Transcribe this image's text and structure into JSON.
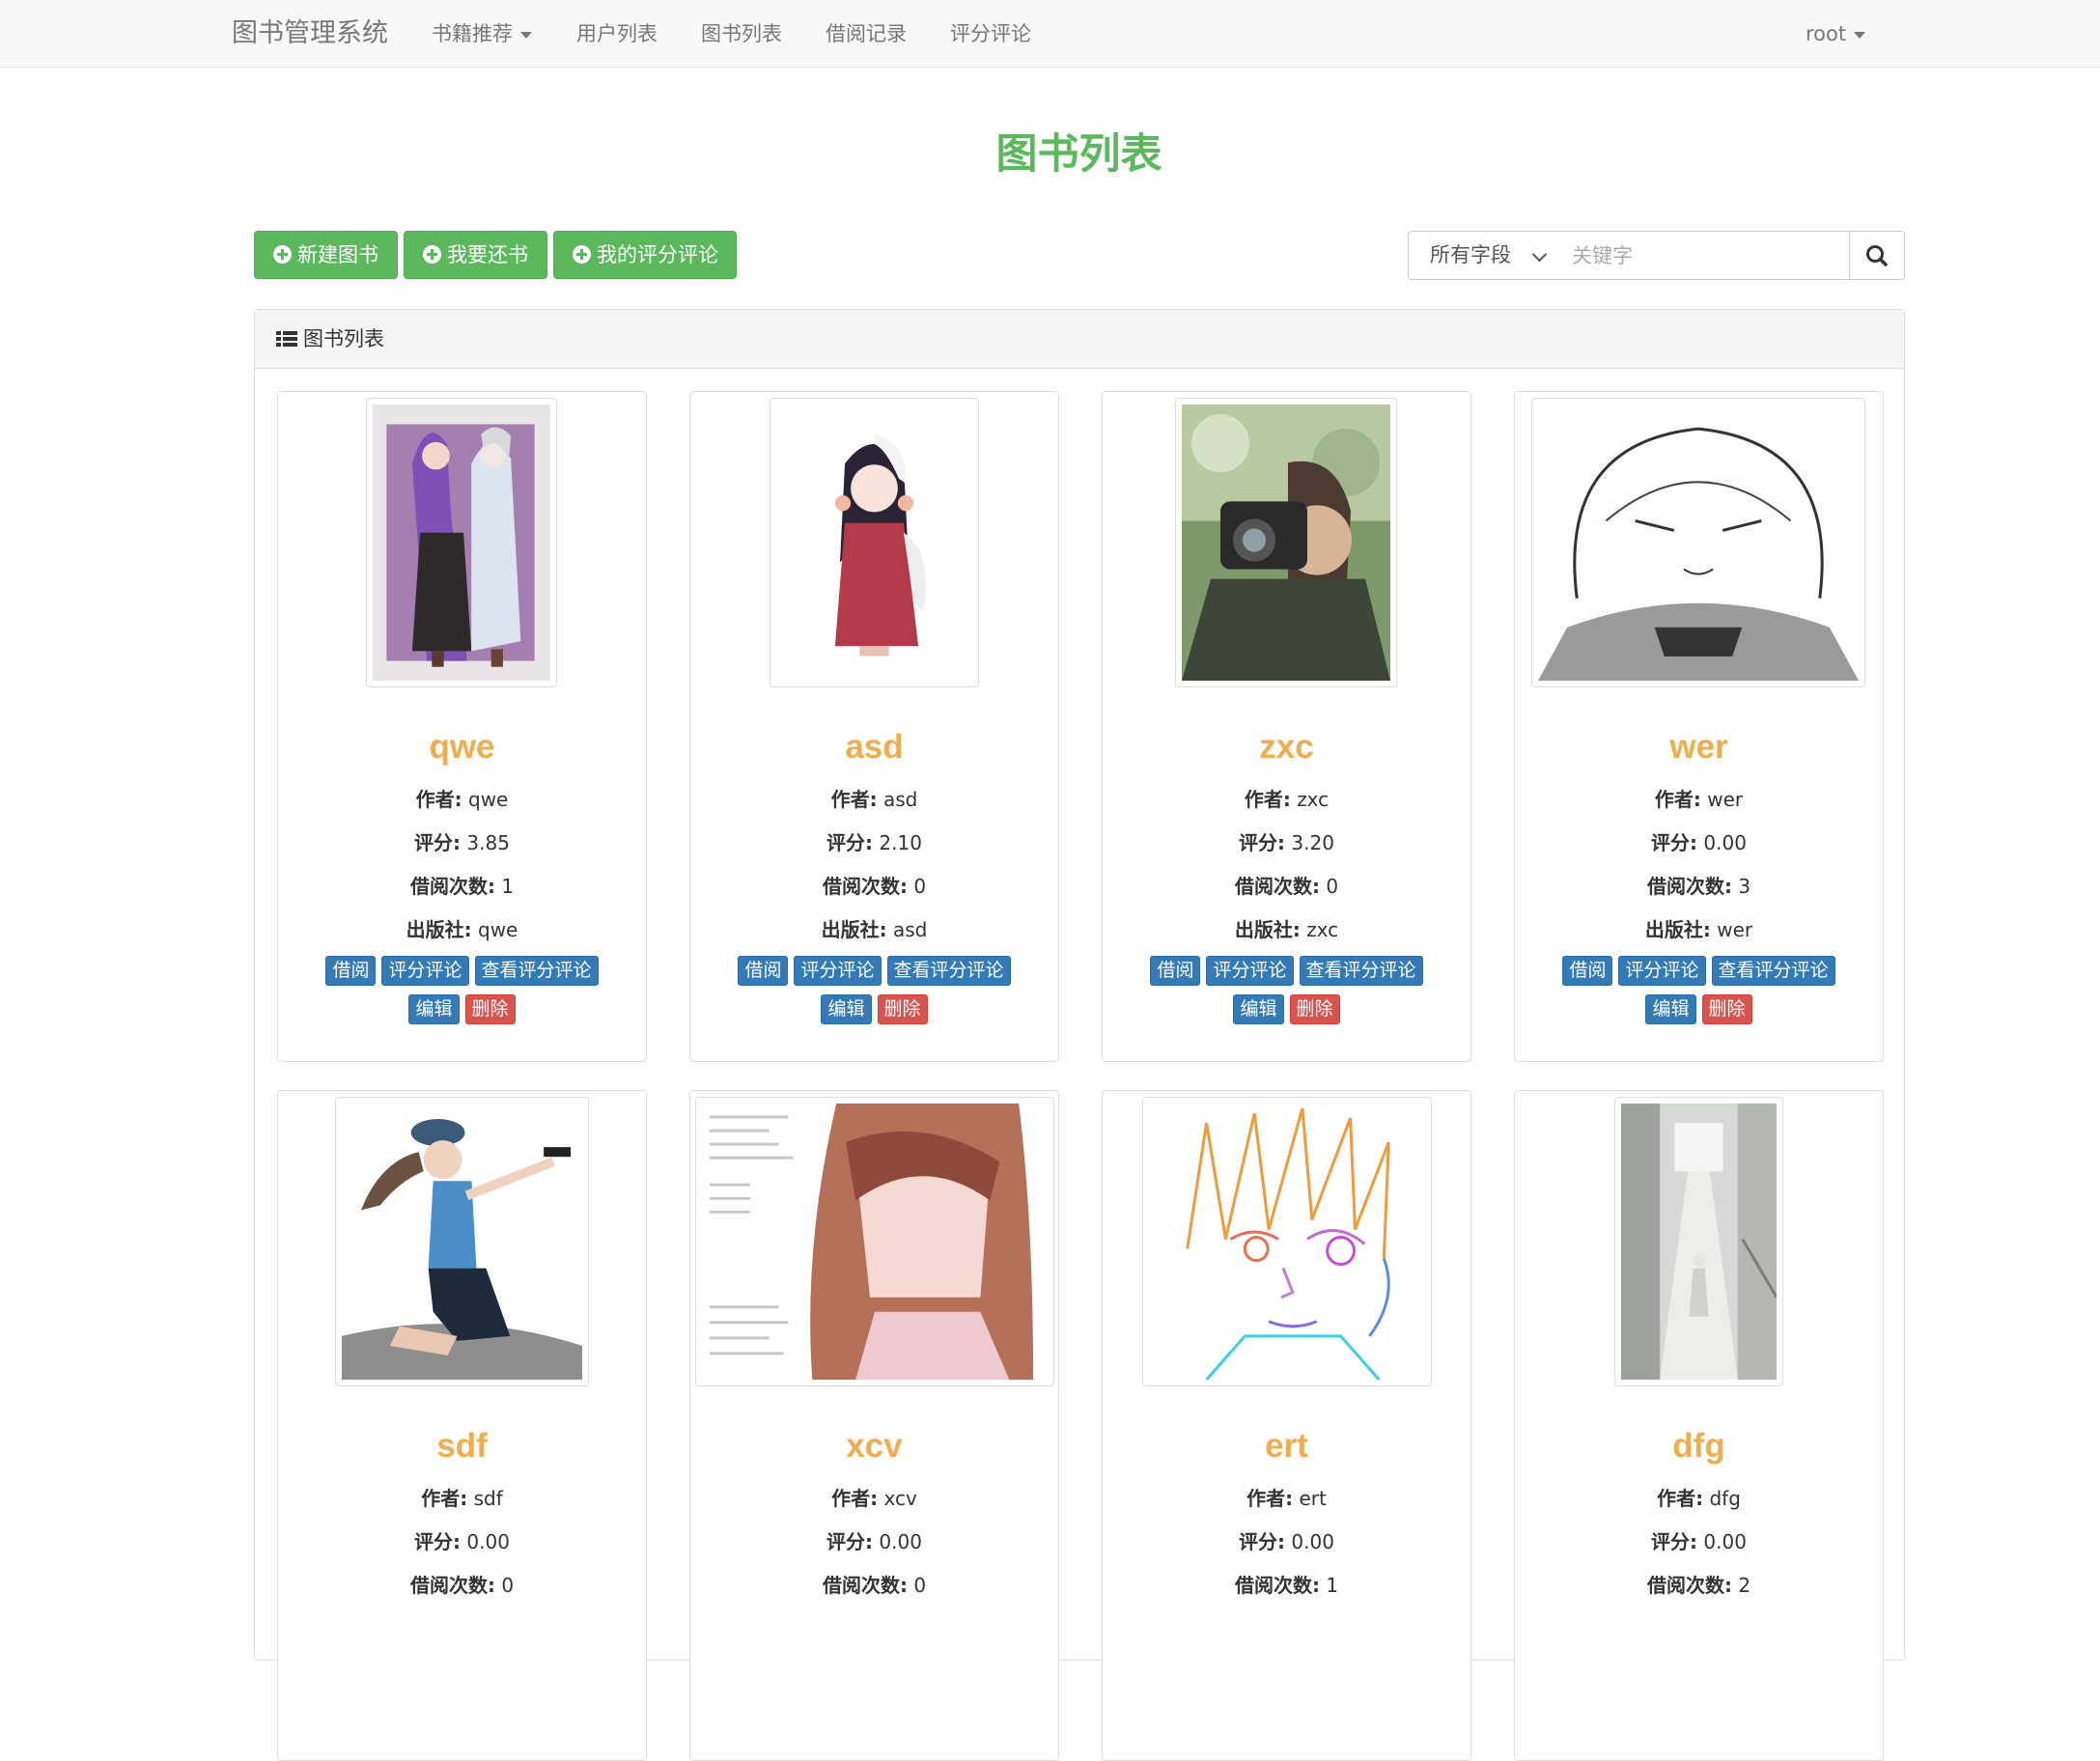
{
  "navbar": {
    "brand": "图书管理系统",
    "items": [
      "书籍推荐",
      "用户列表",
      "图书列表",
      "借阅记录",
      "评分评论"
    ],
    "user": "root"
  },
  "page_title": "图书列表",
  "actions": {
    "new_book": "新建图书",
    "return_book": "我要还书",
    "my_reviews": "我的评分评论"
  },
  "search": {
    "field_select": "所有字段",
    "placeholder": "关键字"
  },
  "panel": {
    "heading": "图书列表"
  },
  "labels": {
    "author": "作者:",
    "rating": "评分:",
    "borrow_count": "借阅次数:",
    "publisher": "出版社:"
  },
  "card_buttons": {
    "borrow": "借阅",
    "review": "评分评论",
    "view_reviews": "查看评分评论",
    "edit": "编辑",
    "delete": "删除"
  },
  "books": [
    {
      "title": "qwe",
      "author": "qwe",
      "rating": "3.85",
      "borrow_count": "1",
      "publisher": "qwe"
    },
    {
      "title": "asd",
      "author": "asd",
      "rating": "2.10",
      "borrow_count": "0",
      "publisher": "asd"
    },
    {
      "title": "zxc",
      "author": "zxc",
      "rating": "3.20",
      "borrow_count": "0",
      "publisher": "zxc"
    },
    {
      "title": "wer",
      "author": "wer",
      "rating": "0.00",
      "borrow_count": "3",
      "publisher": "wer"
    },
    {
      "title": "sdf",
      "author": "sdf",
      "rating": "0.00",
      "borrow_count": "0"
    },
    {
      "title": "xcv",
      "author": "xcv",
      "rating": "0.00",
      "borrow_count": "0"
    },
    {
      "title": "ert",
      "author": "ert",
      "rating": "0.00",
      "borrow_count": "1"
    },
    {
      "title": "dfg",
      "author": "dfg",
      "rating": "0.00",
      "borrow_count": "2"
    }
  ],
  "colors": {
    "primary_green": "#5cb85c",
    "title_orange": "#f0ad4e",
    "button_blue": "#337ab7",
    "button_red": "#d9534f"
  }
}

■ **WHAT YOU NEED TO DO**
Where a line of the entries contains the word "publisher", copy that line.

■ **EXERCISE RESULT**
    "publisher": "出版社:"
      "publisher": "qwe"
      "publisher": "asd"
      "publisher": "zxc"
      "publisher": "wer"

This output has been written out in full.